Well, that might be a slight exageration, but you get the idea.

So you need to decide which restaurants you want to eat in, and which nights.  Simple you say?  Just go down the list and choose Restaurant 1 on Day 1, Restaurant 2 on Day 2, etc.?  Not so simple.

First, you need to map the restaurants against the ports.  For instance, our cruise variously leaves ports at 5:00pm, 6:00pm, 7:00pm and 10:00pm.  If you’re touring that day, you need to find out what time you get back on board (a port where the ship departs at 7:00 will have tours that get you back before that, but not as early as those when the ship departs at 5:00).  So why not just always choose a later time?  Well, then you run into the showtimes in the lounge.  If you eat at the wrong time, you might be eating dinner when the show(s) are on.  And then, some nights are “formal” in the main dining room.  Do you want to ensure you’re there for those formal nights, or do you want to ensure you avoid being there?

All of this gets complicated when you’re traveling with another couple, as we are.  You need to discuss and debate all of these choices, and make sure everyone is happy with the decisions.  And then hope you can actually get reservations when and where you want them.


The Colosseum, May 2015

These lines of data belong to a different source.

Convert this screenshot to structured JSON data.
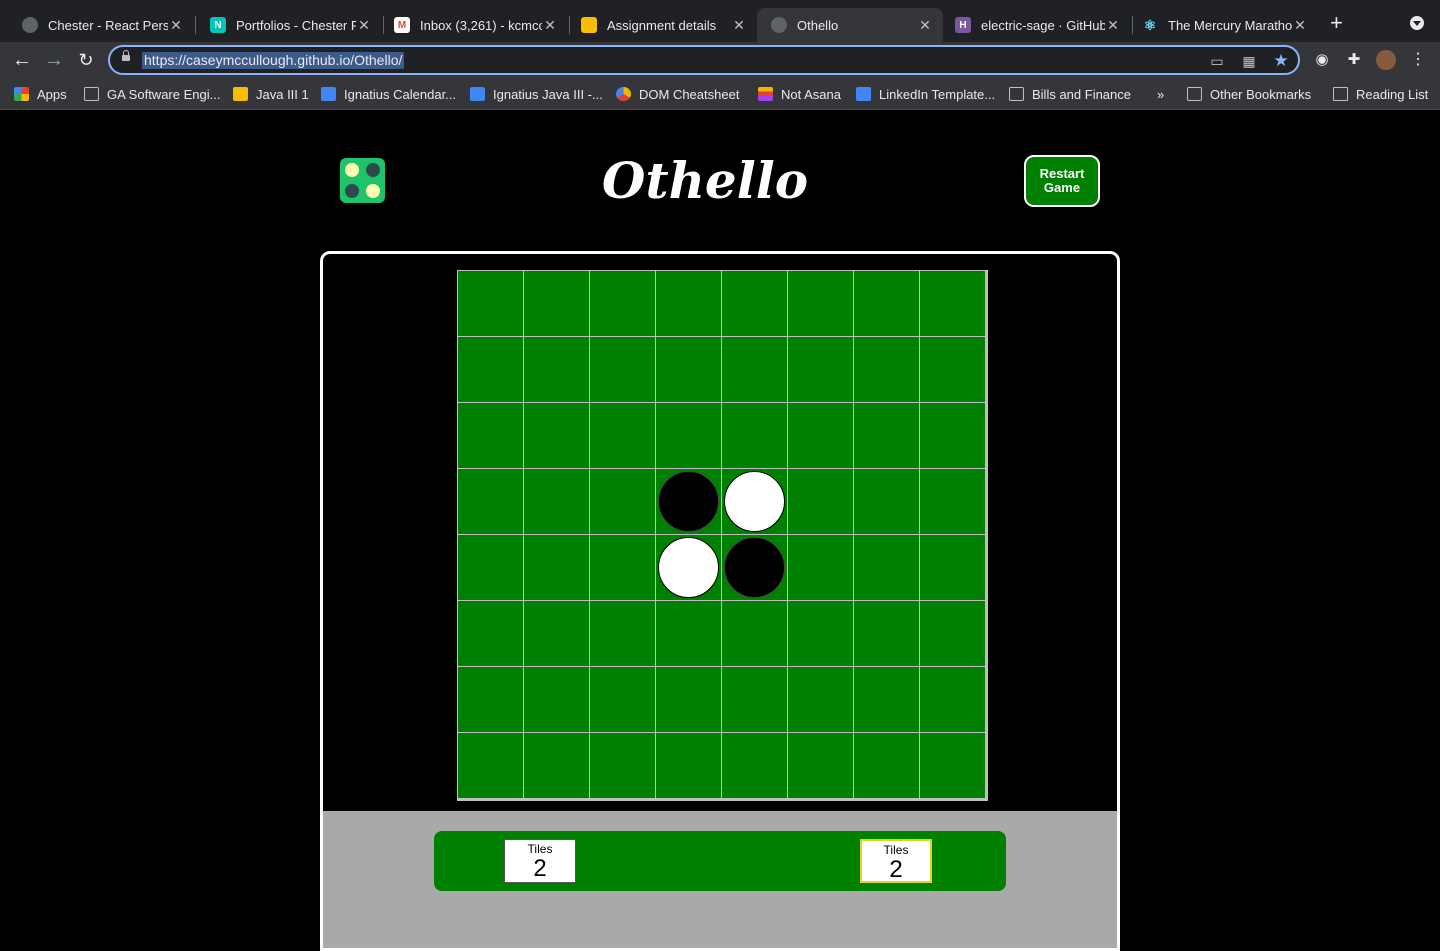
{
  "browser": {
    "tabs": [
      {
        "title": "Chester - React Perso",
        "active": false,
        "favicon": "globe-icon"
      },
      {
        "title": "Portfolios - Chester R",
        "active": false,
        "favicon": "netlify-icon"
      },
      {
        "title": "Inbox (3,261) - kcmcc",
        "active": false,
        "favicon": "gmail-icon"
      },
      {
        "title": "Assignment details",
        "active": false,
        "favicon": "classroom-icon"
      },
      {
        "title": "Othello",
        "active": true,
        "favicon": "globe-icon"
      },
      {
        "title": "electric-sage · GitHub",
        "active": false,
        "favicon": "heroku-icon"
      },
      {
        "title": "The Mercury Maratho",
        "active": false,
        "favicon": "react-icon"
      }
    ],
    "url": "https://caseymccullough.github.io/Othello/",
    "bookmarks": [
      {
        "label": "Apps",
        "icon": "apps-grid-icon"
      },
      {
        "label": "GA Software Engi...",
        "icon": "folder-icon"
      },
      {
        "label": "Java III 1",
        "icon": "classroom-icon"
      },
      {
        "label": "Ignatius Calendar...",
        "icon": "doc-icon"
      },
      {
        "label": "Ignatius Java III -...",
        "icon": "doc-icon"
      },
      {
        "label": "DOM Cheatsheet",
        "icon": "pinwheel-icon"
      },
      {
        "label": "Not Asana",
        "icon": "rainbow-icon"
      },
      {
        "label": "LinkedIn Template...",
        "icon": "doc-icon"
      },
      {
        "label": "Bills and Finance",
        "icon": "folder-icon"
      }
    ],
    "bookmarks_overflow": "»",
    "other_bookmarks": "Other Bookmarks",
    "reading_list": "Reading List"
  },
  "game": {
    "title": "Othello",
    "restart_label_line1": "Restart",
    "restart_label_line2": "Game",
    "board_size": 8,
    "discs": [
      {
        "row": 3,
        "col": 3,
        "color": "black"
      },
      {
        "row": 3,
        "col": 4,
        "color": "white"
      },
      {
        "row": 4,
        "col": 3,
        "color": "white"
      },
      {
        "row": 4,
        "col": 4,
        "color": "black"
      }
    ],
    "scores": [
      {
        "label": "Tiles",
        "value": "2"
      },
      {
        "label": "Tiles",
        "value": "2"
      }
    ],
    "colors": {
      "board": "#008000",
      "logo": "#1fc46a",
      "active_player_outline": "#e8d21a"
    }
  }
}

The second major planning activity revolves around shore touring and sightseeing.  For many people on cruises,  they simply look at the list of excursions offered by the ship and choose one.  No muss, no fuss, not too much brain strain.  But lots of money.  Example: on our last cruise, the stop at Livorno offered a “tour” to Florence which consisted pretty much of a bus ride from the dock to the bus station in Florence, and the corresponding return trip.  The trip was advertised as about 1 1/2 hours each way, and you would have about 6 hours on your own to explore Florence.  The price? $100 per person.  Tours that actually do something other than provide transportation were even more expensive.  In this case, we elected to rent a car for the four of us for the two days the ship was docked at Livorno, at a cost of less than $200.  We paid another $15 or $20 for parking in Florence, and spent the second day driving to a few smaller towns and villages in Tuscany, including Siena.  We followed this self-tour plan at all of the stops, not taking any of the excursions offered by the ship.

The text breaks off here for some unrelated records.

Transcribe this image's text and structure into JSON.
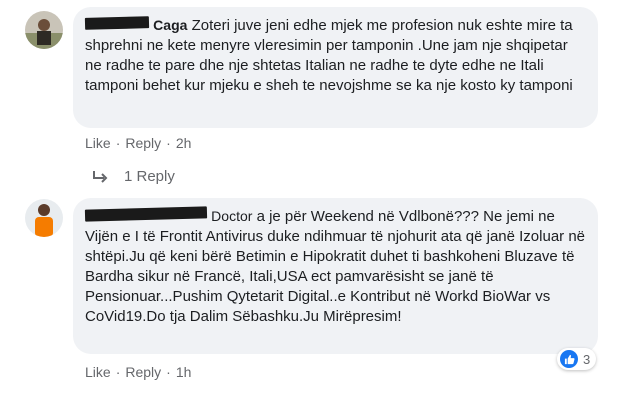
{
  "comments": [
    {
      "author_visible": "Caga",
      "text": "Zoteri juve jeni edhe mjek me profesion nuk eshte mire ta shprehni ne kete menyre vleresimin per tamponin .Une jam nje shqipetar ne radhe te pare dhe nje shtetas Italian ne radhe te dyte edhe ne Itali tamponi behet kur mjeku e sheh te nevojshme se ka nje kosto ky tamponi",
      "like_label": "Like",
      "reply_label": "Reply",
      "time": "2h",
      "replies_label": "1 Reply"
    },
    {
      "author_visible": "Doctor",
      "text": "a je për Weekend në Vdlbonë??? Ne jemi ne Vijën e I të Frontit Antivirus duke ndihmuar të njohurit ata që janë Izoluar në shtëpi.Ju që keni bërë Betimin e Hipokratit duhet ti bashkoheni Bluzave të Bardha sikur në Francë, Itali,USA ect pamvarësisht se janë të Pensionuar...Pushim Qytetarit Digital..e Kontribut në Workd BioWar vs CoVid19.Do tja Dalim Sëbashku.Ju Mirëpresim!",
      "like_label": "Like",
      "reply_label": "Reply",
      "time": "1h",
      "reaction_count": "3"
    }
  ],
  "colors": {
    "bubble": "#f0f2f5",
    "meta": "#65676b",
    "like_blue": "#1877f2"
  },
  "icons": [
    "avatar-icon",
    "reply-arrow-icon",
    "like-reaction-icon"
  ]
}
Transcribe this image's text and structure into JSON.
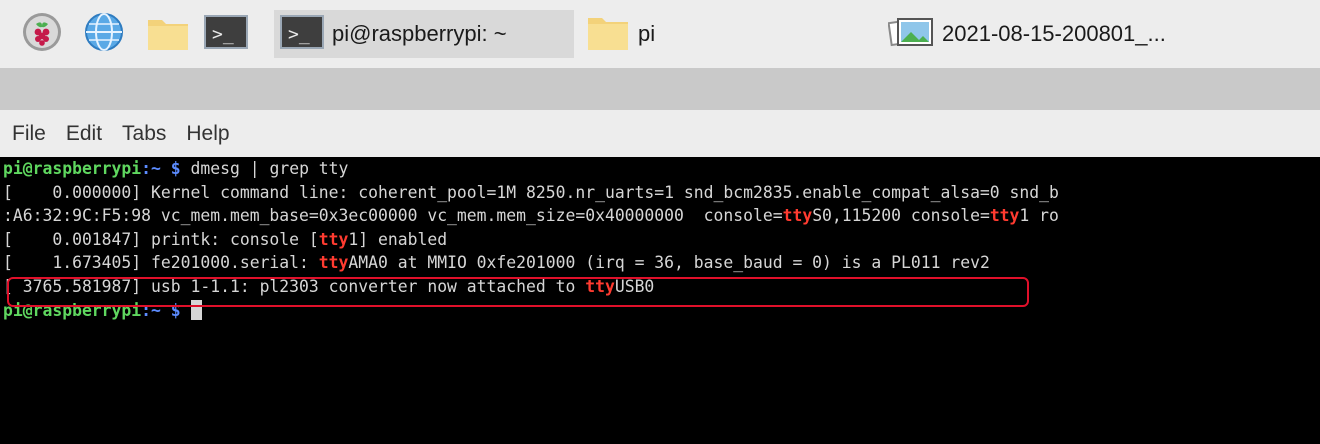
{
  "taskbar": {
    "launchers": [
      {
        "icon": "raspberry-menu-icon"
      },
      {
        "icon": "web-browser-icon"
      },
      {
        "icon": "file-manager-icon"
      },
      {
        "icon": "terminal-icon"
      }
    ],
    "tasks": [
      {
        "icon": "terminal-icon",
        "label": "pi@raspberrypi: ~",
        "active": true
      },
      {
        "icon": "folder-icon",
        "label": "pi",
        "active": false
      },
      {
        "icon": "image-file-icon",
        "label": "2021-08-15-200801_...",
        "active": false
      }
    ]
  },
  "menu": {
    "file": "File",
    "edit": "Edit",
    "tabs": "Tabs",
    "help": "Help"
  },
  "terminal": {
    "prompt_user": "pi@raspberrypi",
    "prompt_path": ":~",
    "prompt_symbol": " $",
    "command": " dmesg | grep tty",
    "lines": [
      {
        "pre": "[    0.000000] Kernel command line: coherent_pool=1M 8250.nr_uarts=1 snd_bcm2835.enable_compat_alsa=0 snd_b",
        "hl": "",
        "post": ""
      },
      {
        "pre": ":A6:32:9C:F5:98 vc_mem.mem_base=0x3ec00000 vc_mem.mem_size=0x40000000  console=",
        "hl": "tty",
        "post": "S0,115200 console=",
        "hl2": "tty",
        "post2": "1 ro"
      },
      {
        "pre": "[    0.001847] printk: console [",
        "hl": "tty",
        "post": "1] enabled"
      },
      {
        "pre": "[    1.673405] fe201000.serial: ",
        "hl": "tty",
        "post": "AMA0 at MMIO 0xfe201000 (irq = 36, base_baud = 0) is a PL011 rev2"
      },
      {
        "pre": "[ 3765.581987] usb 1-1.1: pl2303 converter now attached to ",
        "hl": "tty",
        "post": "USB0"
      }
    ]
  },
  "colors": {
    "prompt_user": "#5fd75f",
    "prompt_path": "#5c8cff",
    "match_highlight": "#ff3b30",
    "annotation_box": "#e0102a"
  }
}
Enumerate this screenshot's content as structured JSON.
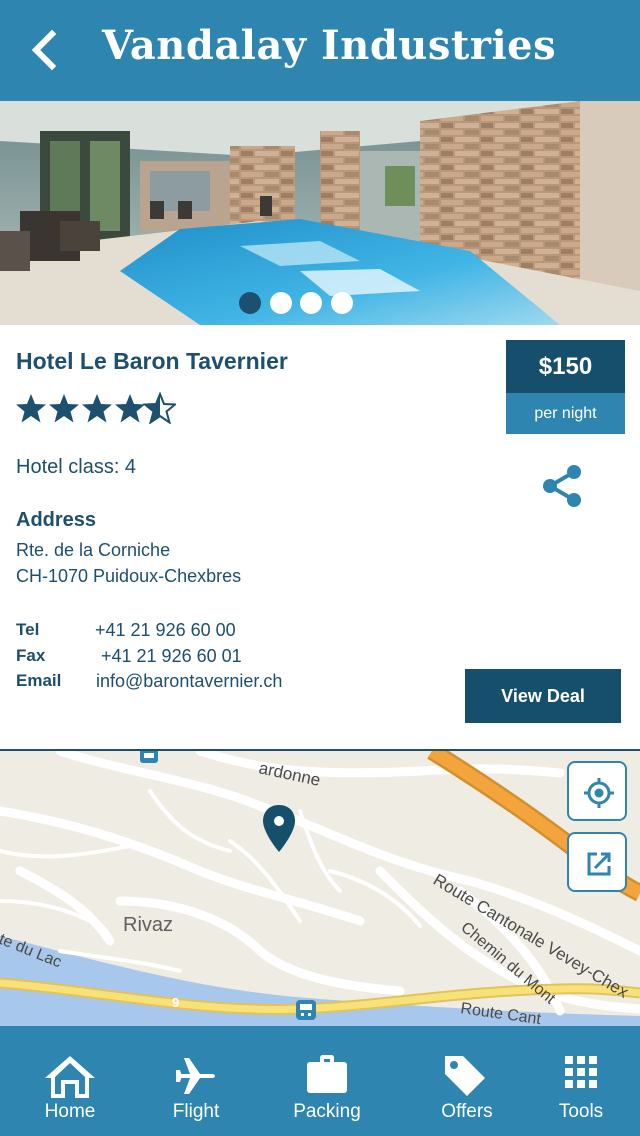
{
  "header": {
    "title": "Vandalay Industries",
    "back_icon": "chevron-left-icon"
  },
  "carousel": {
    "slide_count": 4,
    "active_index": 0
  },
  "hotel": {
    "name": "Hotel Le Baron Tavernier",
    "rating": 4.5,
    "rating_max": 5,
    "class_text": "Hotel class: 4",
    "price": "$150",
    "price_unit": "per night",
    "address_heading": "Address",
    "address_line1": "Rte. de la Corniche",
    "address_line2": "CH-1070 Puidoux-Chexbres",
    "contact": {
      "tel_label": "Tel",
      "tel_value": "+41 21 926 60 00",
      "fax_label": "Fax",
      "fax_value": "+41 21 926 60 01",
      "email_label": "Email",
      "email_value": "info@barontavernier.ch"
    },
    "view_deal_label": "View Deal",
    "share_icon": "share-icon"
  },
  "map": {
    "labels": {
      "town": "Rivaz",
      "road_top": "ardonne",
      "road_cantonale": "Route Cantonale Vevey-Chex",
      "road_mont": "Chemin du Mont",
      "road_lac": "te du Lac",
      "road_cant2": "Route Cant",
      "road_number": "9"
    },
    "locate_icon": "crosshair-icon",
    "open_icon": "external-link-icon",
    "marker_icon": "map-pin-icon"
  },
  "tabs": [
    {
      "label": "Home",
      "icon": "home-icon"
    },
    {
      "label": "Flight",
      "icon": "airplane-icon"
    },
    {
      "label": "Packing",
      "icon": "briefcase-icon"
    },
    {
      "label": "Offers",
      "icon": "tag-icon"
    },
    {
      "label": "Tools",
      "icon": "grid-icon"
    }
  ],
  "colors": {
    "primary": "#2e86b0",
    "dark": "#164f6c",
    "text": "#1d4f6e"
  }
}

20150509-Cruisin Blog Photos from iPad-IMG_1621.JPG

Siena Piazza del Campo, May 2015

So our instinct is to self-tour at most of the stops this time as well.  We have four stops in “big” cities: Rome(1), Florence(1), Marseilles, Barcelona.  We have 8 stops in smaller places: Monte Carlo, Palma de Mallorca, Trapai, Valletta, Taormina, Amalfi, Sorrento, and Nice.  We need a plan for each one.

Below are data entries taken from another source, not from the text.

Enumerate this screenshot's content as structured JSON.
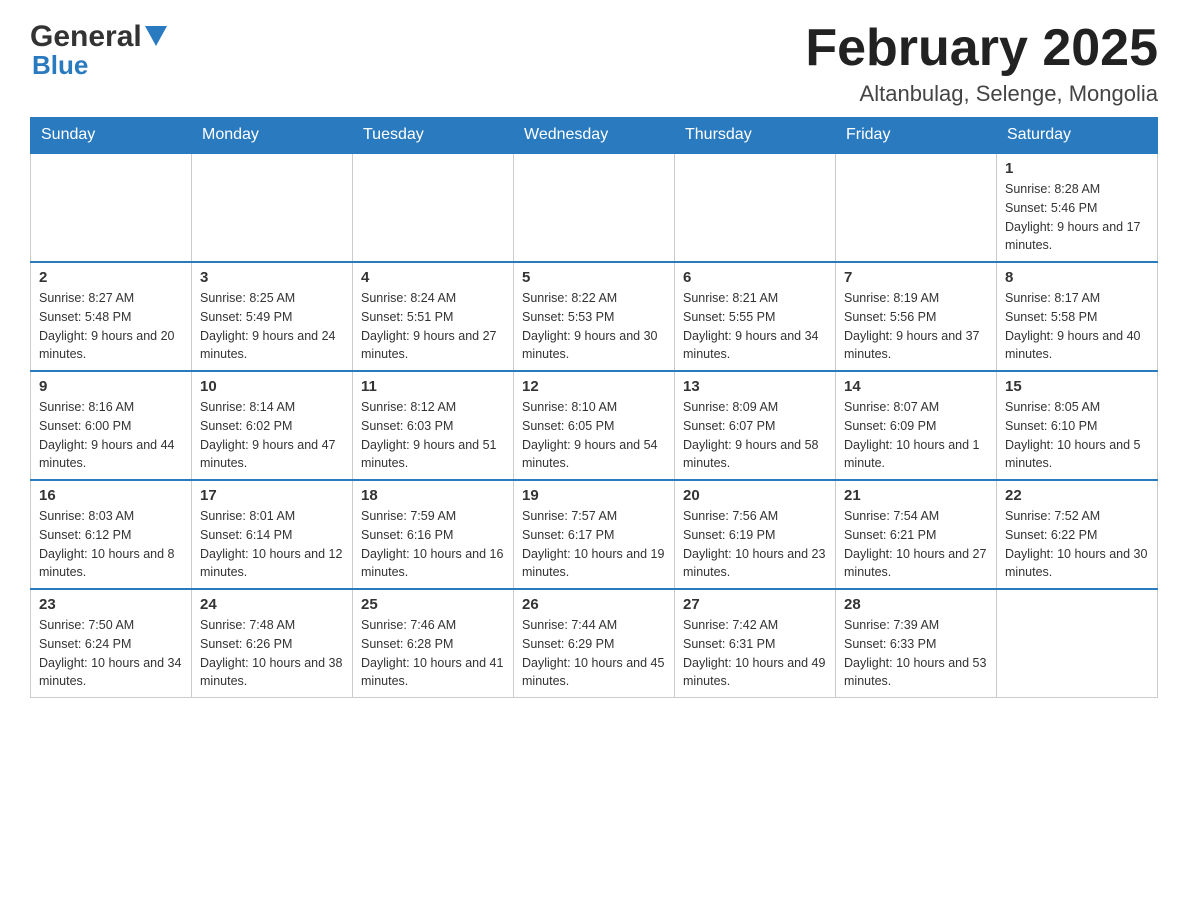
{
  "header": {
    "logo_general": "General",
    "logo_blue": "Blue",
    "month_title": "February 2025",
    "location": "Altanbulag, Selenge, Mongolia"
  },
  "weekdays": [
    "Sunday",
    "Monday",
    "Tuesday",
    "Wednesday",
    "Thursday",
    "Friday",
    "Saturday"
  ],
  "weeks": [
    [
      {
        "day": "",
        "info": ""
      },
      {
        "day": "",
        "info": ""
      },
      {
        "day": "",
        "info": ""
      },
      {
        "day": "",
        "info": ""
      },
      {
        "day": "",
        "info": ""
      },
      {
        "day": "",
        "info": ""
      },
      {
        "day": "1",
        "info": "Sunrise: 8:28 AM\nSunset: 5:46 PM\nDaylight: 9 hours and 17 minutes."
      }
    ],
    [
      {
        "day": "2",
        "info": "Sunrise: 8:27 AM\nSunset: 5:48 PM\nDaylight: 9 hours and 20 minutes."
      },
      {
        "day": "3",
        "info": "Sunrise: 8:25 AM\nSunset: 5:49 PM\nDaylight: 9 hours and 24 minutes."
      },
      {
        "day": "4",
        "info": "Sunrise: 8:24 AM\nSunset: 5:51 PM\nDaylight: 9 hours and 27 minutes."
      },
      {
        "day": "5",
        "info": "Sunrise: 8:22 AM\nSunset: 5:53 PM\nDaylight: 9 hours and 30 minutes."
      },
      {
        "day": "6",
        "info": "Sunrise: 8:21 AM\nSunset: 5:55 PM\nDaylight: 9 hours and 34 minutes."
      },
      {
        "day": "7",
        "info": "Sunrise: 8:19 AM\nSunset: 5:56 PM\nDaylight: 9 hours and 37 minutes."
      },
      {
        "day": "8",
        "info": "Sunrise: 8:17 AM\nSunset: 5:58 PM\nDaylight: 9 hours and 40 minutes."
      }
    ],
    [
      {
        "day": "9",
        "info": "Sunrise: 8:16 AM\nSunset: 6:00 PM\nDaylight: 9 hours and 44 minutes."
      },
      {
        "day": "10",
        "info": "Sunrise: 8:14 AM\nSunset: 6:02 PM\nDaylight: 9 hours and 47 minutes."
      },
      {
        "day": "11",
        "info": "Sunrise: 8:12 AM\nSunset: 6:03 PM\nDaylight: 9 hours and 51 minutes."
      },
      {
        "day": "12",
        "info": "Sunrise: 8:10 AM\nSunset: 6:05 PM\nDaylight: 9 hours and 54 minutes."
      },
      {
        "day": "13",
        "info": "Sunrise: 8:09 AM\nSunset: 6:07 PM\nDaylight: 9 hours and 58 minutes."
      },
      {
        "day": "14",
        "info": "Sunrise: 8:07 AM\nSunset: 6:09 PM\nDaylight: 10 hours and 1 minute."
      },
      {
        "day": "15",
        "info": "Sunrise: 8:05 AM\nSunset: 6:10 PM\nDaylight: 10 hours and 5 minutes."
      }
    ],
    [
      {
        "day": "16",
        "info": "Sunrise: 8:03 AM\nSunset: 6:12 PM\nDaylight: 10 hours and 8 minutes."
      },
      {
        "day": "17",
        "info": "Sunrise: 8:01 AM\nSunset: 6:14 PM\nDaylight: 10 hours and 12 minutes."
      },
      {
        "day": "18",
        "info": "Sunrise: 7:59 AM\nSunset: 6:16 PM\nDaylight: 10 hours and 16 minutes."
      },
      {
        "day": "19",
        "info": "Sunrise: 7:57 AM\nSunset: 6:17 PM\nDaylight: 10 hours and 19 minutes."
      },
      {
        "day": "20",
        "info": "Sunrise: 7:56 AM\nSunset: 6:19 PM\nDaylight: 10 hours and 23 minutes."
      },
      {
        "day": "21",
        "info": "Sunrise: 7:54 AM\nSunset: 6:21 PM\nDaylight: 10 hours and 27 minutes."
      },
      {
        "day": "22",
        "info": "Sunrise: 7:52 AM\nSunset: 6:22 PM\nDaylight: 10 hours and 30 minutes."
      }
    ],
    [
      {
        "day": "23",
        "info": "Sunrise: 7:50 AM\nSunset: 6:24 PM\nDaylight: 10 hours and 34 minutes."
      },
      {
        "day": "24",
        "info": "Sunrise: 7:48 AM\nSunset: 6:26 PM\nDaylight: 10 hours and 38 minutes."
      },
      {
        "day": "25",
        "info": "Sunrise: 7:46 AM\nSunset: 6:28 PM\nDaylight: 10 hours and 41 minutes."
      },
      {
        "day": "26",
        "info": "Sunrise: 7:44 AM\nSunset: 6:29 PM\nDaylight: 10 hours and 45 minutes."
      },
      {
        "day": "27",
        "info": "Sunrise: 7:42 AM\nSunset: 6:31 PM\nDaylight: 10 hours and 49 minutes."
      },
      {
        "day": "28",
        "info": "Sunrise: 7:39 AM\nSunset: 6:33 PM\nDaylight: 10 hours and 53 minutes."
      },
      {
        "day": "",
        "info": ""
      }
    ]
  ]
}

Once we have a plan for each one, we can get the dinner reservations squared away.  See how I got back to that?


(1) There’s a bit of bait and switch here as well.  As I mentioned, Florence is quite far away from where we actually dock, and Rome is actually even further.  And while the heart of Florence is small enough that you can wander around for six hours and accomplish something, in Rome you need to pick a sight or three that you really want to see and get to them somehow. In both cases, our ship is in port for about 11 hours.